-- What you need to do --
Where the string "preview" appears in a line of the data, show that line.

Extracted data entries:
*** Begin section ***
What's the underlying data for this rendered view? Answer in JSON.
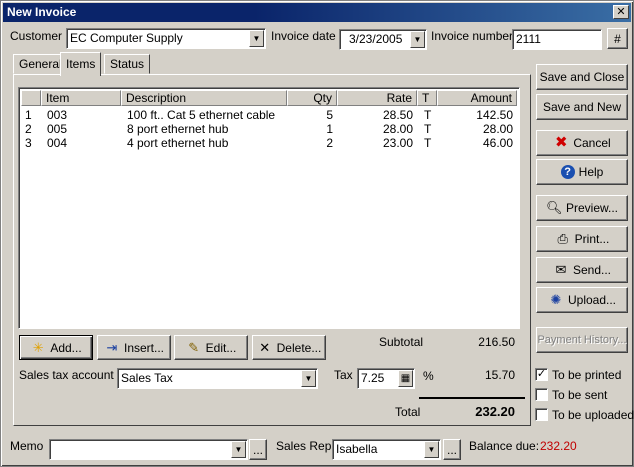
{
  "window": {
    "title": "New Invoice",
    "close_glyph": "✕"
  },
  "header": {
    "customer_label": "Customer",
    "customer_value": "EC Computer Supply",
    "invoice_date_label": "Invoice date",
    "invoice_date_value": "3/23/2005",
    "invoice_number_label": "Invoice number",
    "invoice_number_value": "2111",
    "number_button": "#"
  },
  "tabs": [
    {
      "label": "General",
      "active": false
    },
    {
      "label": "Items",
      "active": true
    },
    {
      "label": "Status",
      "active": false
    }
  ],
  "table": {
    "columns": [
      "",
      "Item",
      "Description",
      "Qty",
      "Rate",
      "T",
      "Amount"
    ],
    "rows": [
      {
        "line": "1",
        "item": "003",
        "description": "100 ft.. Cat 5 ethernet cable",
        "qty": "5",
        "rate": "28.50",
        "t": "T",
        "amount": "142.50"
      },
      {
        "line": "2",
        "item": "005",
        "description": "8 port ethernet hub",
        "qty": "1",
        "rate": "28.00",
        "t": "T",
        "amount": "28.00"
      },
      {
        "line": "3",
        "item": "004",
        "description": "4 port ethernet hub",
        "qty": "2",
        "rate": "23.00",
        "t": "T",
        "amount": "46.00"
      }
    ]
  },
  "item_buttons": {
    "add": "Add...",
    "insert": "Insert...",
    "edit": "Edit...",
    "delete": "Delete..."
  },
  "totals": {
    "subtotal_label": "Subtotal",
    "subtotal_value": "216.50",
    "sales_tax_account_label": "Sales tax account",
    "sales_tax_account_value": "Sales Tax",
    "tax_label": "Tax",
    "tax_rate": "7.25",
    "percent": "%",
    "tax_value": "15.70",
    "total_label": "Total",
    "total_value": "232.20"
  },
  "footer": {
    "memo_label": "Memo",
    "memo_value": "",
    "sales_rep_label": "Sales Rep.",
    "sales_rep_value": "Isabella",
    "balance_due_label": "Balance due:",
    "balance_due_value": "232.20",
    "ellipsis": "..."
  },
  "side_buttons": {
    "save_close": "Save and Close",
    "save_new": "Save and New",
    "cancel": "Cancel",
    "help": "Help",
    "preview": "Preview...",
    "print": "Print...",
    "send": "Send...",
    "upload": "Upload...",
    "payment_history": "Payment History..."
  },
  "options": [
    {
      "label": "To be printed",
      "checked": true
    },
    {
      "label": "To be sent",
      "checked": false
    },
    {
      "label": "To be uploaded",
      "checked": false
    }
  ],
  "colors": {
    "title_bar": "#0a246a",
    "balance_due": "#c00000",
    "window_bg": "#d4d0c8"
  },
  "icons": {
    "dropdown": "chevron-down-icon",
    "cancel": "red-x-icon",
    "help": "help-icon",
    "preview": "magnifier-icon",
    "print": "printer-icon",
    "send": "envelope-icon",
    "upload": "upload-icon",
    "add": "sparkle-icon",
    "insert": "insert-icon",
    "edit": "pencil-icon",
    "delete": "x-icon",
    "calculator": "calculator-icon"
  }
}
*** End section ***
-- Problem solution --
    "preview": "Preview...",
    "preview": "magnifier-icon",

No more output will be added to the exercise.